• [Records shown]
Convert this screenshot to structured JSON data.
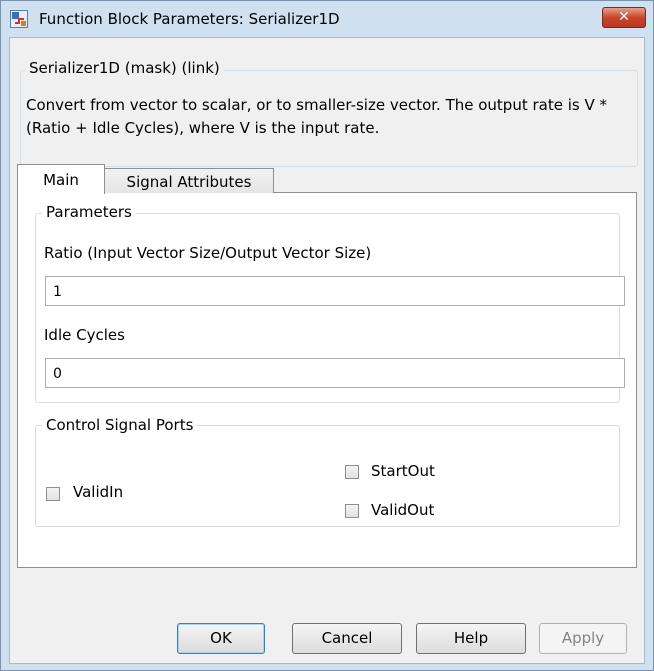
{
  "window": {
    "title": "Function Block Parameters: Serializer1D",
    "close_label": "✕"
  },
  "description": {
    "legend": "Serializer1D (mask) (link)",
    "text": "Convert from vector to scalar, or to smaller-size vector. The output rate is V * (Ratio + Idle Cycles), where V is the input rate."
  },
  "tabs": [
    {
      "label": "Main",
      "selected": true
    },
    {
      "label": "Signal Attributes",
      "selected": false
    }
  ],
  "parameters": {
    "legend": "Parameters",
    "ratio_label": "Ratio (Input Vector Size/Output Vector Size)",
    "ratio_value": "1",
    "idle_label": "Idle Cycles",
    "idle_value": "0"
  },
  "control_ports": {
    "legend": "Control Signal Ports",
    "validin_label": "ValidIn",
    "validin_checked": false,
    "startout_label": "StartOut",
    "startout_checked": false,
    "validout_label": "ValidOut",
    "validout_checked": false
  },
  "buttons": {
    "ok": "OK",
    "cancel": "Cancel",
    "help": "Help",
    "apply": "Apply"
  },
  "colors": {
    "window_frame": "#cfe0f1",
    "close_button": "#c7462c"
  }
}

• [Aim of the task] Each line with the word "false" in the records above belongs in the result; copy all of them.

• [Solution]
      "selected": false
    "validin_checked": false,
    "startout_checked": false,
    "validout_checked": false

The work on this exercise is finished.